» Your objective: Across all entries below, how many lines include "JSON"? Only the number, please.
[[ Dataset content, beginning ]]
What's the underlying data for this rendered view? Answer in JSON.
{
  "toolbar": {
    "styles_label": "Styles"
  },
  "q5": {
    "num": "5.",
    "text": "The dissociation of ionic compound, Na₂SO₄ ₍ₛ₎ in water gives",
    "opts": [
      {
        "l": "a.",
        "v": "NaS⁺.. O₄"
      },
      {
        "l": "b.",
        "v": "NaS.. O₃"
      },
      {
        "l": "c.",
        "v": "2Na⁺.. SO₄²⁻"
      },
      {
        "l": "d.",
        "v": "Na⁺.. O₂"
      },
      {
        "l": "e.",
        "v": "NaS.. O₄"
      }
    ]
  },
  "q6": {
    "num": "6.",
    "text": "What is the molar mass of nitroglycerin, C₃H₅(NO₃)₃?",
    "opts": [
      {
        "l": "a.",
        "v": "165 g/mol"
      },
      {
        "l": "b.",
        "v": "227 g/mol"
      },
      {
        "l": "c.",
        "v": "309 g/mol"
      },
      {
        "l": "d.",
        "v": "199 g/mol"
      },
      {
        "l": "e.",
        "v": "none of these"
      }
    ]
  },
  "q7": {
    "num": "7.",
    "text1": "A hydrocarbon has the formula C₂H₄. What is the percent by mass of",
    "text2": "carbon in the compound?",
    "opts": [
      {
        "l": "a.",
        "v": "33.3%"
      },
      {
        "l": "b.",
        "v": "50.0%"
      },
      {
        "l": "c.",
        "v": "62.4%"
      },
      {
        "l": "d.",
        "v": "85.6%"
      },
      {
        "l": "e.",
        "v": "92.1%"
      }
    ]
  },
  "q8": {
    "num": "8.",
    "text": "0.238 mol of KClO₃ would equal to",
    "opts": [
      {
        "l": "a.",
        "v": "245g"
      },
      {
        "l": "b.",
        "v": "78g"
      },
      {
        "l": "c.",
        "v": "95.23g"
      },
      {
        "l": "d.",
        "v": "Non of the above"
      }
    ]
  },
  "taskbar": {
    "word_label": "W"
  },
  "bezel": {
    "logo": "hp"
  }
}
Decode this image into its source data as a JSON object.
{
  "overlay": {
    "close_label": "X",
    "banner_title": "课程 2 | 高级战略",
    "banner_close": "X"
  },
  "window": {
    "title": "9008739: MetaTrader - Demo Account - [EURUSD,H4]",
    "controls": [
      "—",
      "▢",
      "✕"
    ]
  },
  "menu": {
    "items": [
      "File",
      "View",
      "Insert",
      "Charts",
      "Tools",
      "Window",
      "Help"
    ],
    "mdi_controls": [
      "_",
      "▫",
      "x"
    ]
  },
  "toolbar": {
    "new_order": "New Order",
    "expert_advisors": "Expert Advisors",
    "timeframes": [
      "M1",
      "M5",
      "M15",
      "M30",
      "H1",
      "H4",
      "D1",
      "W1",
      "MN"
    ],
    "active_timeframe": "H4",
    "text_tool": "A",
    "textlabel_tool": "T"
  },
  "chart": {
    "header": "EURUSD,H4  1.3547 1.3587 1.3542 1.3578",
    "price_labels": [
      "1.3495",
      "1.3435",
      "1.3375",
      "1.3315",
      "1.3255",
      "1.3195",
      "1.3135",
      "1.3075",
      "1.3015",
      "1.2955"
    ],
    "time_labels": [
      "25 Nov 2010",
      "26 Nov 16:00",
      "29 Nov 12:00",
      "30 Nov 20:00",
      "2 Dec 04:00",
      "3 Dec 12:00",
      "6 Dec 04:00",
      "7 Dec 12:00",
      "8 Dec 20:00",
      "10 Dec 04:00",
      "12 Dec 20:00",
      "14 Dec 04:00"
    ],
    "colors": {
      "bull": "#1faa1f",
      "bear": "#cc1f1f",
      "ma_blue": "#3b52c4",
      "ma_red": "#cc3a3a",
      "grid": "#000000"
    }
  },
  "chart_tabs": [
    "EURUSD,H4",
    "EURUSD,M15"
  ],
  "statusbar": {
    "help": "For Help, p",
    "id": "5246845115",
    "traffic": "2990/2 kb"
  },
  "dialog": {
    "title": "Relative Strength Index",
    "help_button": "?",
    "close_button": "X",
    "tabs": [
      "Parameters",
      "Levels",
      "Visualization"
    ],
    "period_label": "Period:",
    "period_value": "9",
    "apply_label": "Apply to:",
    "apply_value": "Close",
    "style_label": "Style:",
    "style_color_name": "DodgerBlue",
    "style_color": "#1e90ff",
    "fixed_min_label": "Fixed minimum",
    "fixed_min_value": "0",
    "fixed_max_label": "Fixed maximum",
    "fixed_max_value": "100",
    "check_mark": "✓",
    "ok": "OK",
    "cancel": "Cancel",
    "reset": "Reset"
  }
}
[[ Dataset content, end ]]
» Output of the task: 2